After Mr David Stagg acquired the remains of Sandown Hall he undertook the difficult process of finding a potential new site for the Hall.
In order to justify the enormous effort and finances required to reconstruct the Hall, it would ultimately be a flawed project if the setting for the Hall could not also be recreated. The philosophical challenge with any restoration process is 'What point in time should the restoration endeavour to focus on?' With most buildings that are restored in-situ the built fabric is left standing relatively intact. This can be of assistance but invariably the setting will have been severely compromised by modem development which in turn will compromise the result. With this project, there is the possibility of not only reconstructing the Hall, but also of recreating the setting of gardens and parkland that made the Hall so special.

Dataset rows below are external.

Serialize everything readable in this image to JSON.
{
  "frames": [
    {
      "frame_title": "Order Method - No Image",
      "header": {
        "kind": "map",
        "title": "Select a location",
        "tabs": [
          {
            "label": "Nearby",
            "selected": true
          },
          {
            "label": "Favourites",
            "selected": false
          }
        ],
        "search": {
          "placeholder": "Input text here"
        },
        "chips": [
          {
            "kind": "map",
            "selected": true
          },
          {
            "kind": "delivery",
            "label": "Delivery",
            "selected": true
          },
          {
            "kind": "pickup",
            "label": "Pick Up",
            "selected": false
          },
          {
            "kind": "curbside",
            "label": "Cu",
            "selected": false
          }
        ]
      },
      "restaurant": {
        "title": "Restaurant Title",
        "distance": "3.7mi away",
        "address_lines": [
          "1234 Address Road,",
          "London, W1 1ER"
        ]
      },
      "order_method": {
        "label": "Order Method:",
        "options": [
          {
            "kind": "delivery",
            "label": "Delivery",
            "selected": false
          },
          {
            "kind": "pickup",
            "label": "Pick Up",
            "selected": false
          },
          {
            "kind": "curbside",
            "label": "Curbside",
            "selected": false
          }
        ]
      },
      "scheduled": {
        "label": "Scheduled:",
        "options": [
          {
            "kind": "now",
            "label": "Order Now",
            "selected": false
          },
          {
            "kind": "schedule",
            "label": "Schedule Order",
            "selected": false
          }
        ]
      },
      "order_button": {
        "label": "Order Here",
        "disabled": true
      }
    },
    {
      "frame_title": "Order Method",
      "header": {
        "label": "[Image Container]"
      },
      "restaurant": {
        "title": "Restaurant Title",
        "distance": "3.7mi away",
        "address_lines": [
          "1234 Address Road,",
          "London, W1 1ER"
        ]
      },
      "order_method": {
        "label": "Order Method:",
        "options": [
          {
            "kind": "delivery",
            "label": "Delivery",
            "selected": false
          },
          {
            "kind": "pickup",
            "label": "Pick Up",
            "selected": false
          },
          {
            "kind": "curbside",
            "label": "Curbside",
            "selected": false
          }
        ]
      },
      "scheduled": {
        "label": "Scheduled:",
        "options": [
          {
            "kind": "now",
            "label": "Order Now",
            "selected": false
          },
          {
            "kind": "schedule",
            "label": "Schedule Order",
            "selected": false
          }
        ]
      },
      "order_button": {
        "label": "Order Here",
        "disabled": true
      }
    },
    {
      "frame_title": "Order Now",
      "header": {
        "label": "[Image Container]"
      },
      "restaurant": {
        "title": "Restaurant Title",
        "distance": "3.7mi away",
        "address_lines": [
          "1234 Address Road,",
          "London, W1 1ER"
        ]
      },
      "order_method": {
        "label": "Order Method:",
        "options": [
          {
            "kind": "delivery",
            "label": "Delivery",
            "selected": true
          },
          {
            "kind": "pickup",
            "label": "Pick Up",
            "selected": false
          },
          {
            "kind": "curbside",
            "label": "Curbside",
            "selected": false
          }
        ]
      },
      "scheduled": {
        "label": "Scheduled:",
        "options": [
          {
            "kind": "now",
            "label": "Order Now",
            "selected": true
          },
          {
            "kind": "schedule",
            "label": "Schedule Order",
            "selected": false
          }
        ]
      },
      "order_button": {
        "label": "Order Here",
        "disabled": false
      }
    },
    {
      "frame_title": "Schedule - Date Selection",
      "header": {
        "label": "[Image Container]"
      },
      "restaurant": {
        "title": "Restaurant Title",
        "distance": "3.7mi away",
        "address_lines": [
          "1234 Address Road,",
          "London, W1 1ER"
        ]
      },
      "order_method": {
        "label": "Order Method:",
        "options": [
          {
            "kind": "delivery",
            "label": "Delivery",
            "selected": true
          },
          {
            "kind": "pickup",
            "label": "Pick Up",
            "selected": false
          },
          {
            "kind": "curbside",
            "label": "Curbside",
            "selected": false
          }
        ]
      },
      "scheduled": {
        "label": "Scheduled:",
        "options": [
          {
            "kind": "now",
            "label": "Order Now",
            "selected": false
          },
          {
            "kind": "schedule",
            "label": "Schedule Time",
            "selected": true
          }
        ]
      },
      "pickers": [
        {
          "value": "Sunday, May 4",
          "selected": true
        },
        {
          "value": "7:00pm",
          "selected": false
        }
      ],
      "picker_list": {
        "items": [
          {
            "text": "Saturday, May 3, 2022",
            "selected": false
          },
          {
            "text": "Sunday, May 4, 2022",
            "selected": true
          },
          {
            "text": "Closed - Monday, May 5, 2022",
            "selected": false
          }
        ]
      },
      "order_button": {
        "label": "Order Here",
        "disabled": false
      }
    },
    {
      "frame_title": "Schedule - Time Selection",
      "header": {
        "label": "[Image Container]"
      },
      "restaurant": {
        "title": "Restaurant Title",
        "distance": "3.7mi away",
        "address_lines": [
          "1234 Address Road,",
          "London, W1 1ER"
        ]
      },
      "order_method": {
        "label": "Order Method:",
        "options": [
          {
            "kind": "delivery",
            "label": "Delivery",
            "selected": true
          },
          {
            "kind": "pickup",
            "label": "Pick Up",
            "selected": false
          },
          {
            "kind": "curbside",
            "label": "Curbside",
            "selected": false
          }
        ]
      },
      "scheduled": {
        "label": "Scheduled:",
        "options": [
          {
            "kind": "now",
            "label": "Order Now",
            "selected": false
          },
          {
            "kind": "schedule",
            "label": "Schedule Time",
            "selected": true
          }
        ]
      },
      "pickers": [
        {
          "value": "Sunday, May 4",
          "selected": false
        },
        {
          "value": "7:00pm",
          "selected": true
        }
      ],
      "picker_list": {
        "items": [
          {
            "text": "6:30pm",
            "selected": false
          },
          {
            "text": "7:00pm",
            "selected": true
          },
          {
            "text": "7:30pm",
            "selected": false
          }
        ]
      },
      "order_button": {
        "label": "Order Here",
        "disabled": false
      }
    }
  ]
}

In order to achieve this goal the site has to fulfil several key criteria:
- The location should be on the outskirts of a northern town. The villa style would not have been appropriate in the middle of the countryside. Conversely if the new setting were against a suburban housing estate the integrity of parkland views would be compromised.
- The housing value of the surrounding area must be sufficient to make the investment, circa £2.5m, viable.
- The land must be available. The Nether Alderley site meets all of these requirements with further added benefits:
- The site is semi-rural in character consisting of overly large fields which have been stripped bare of the best rural features, namely the structure of hedgerows, and will therefore convert easily to a semi- rural parkland style.
Nether Alderley is in the centre of a large area of Cheshire which is renowned for its collection of wealthy country houses. These houses have developed over centuries and therefore Sandown could be seen as an interesting extension of this tradition.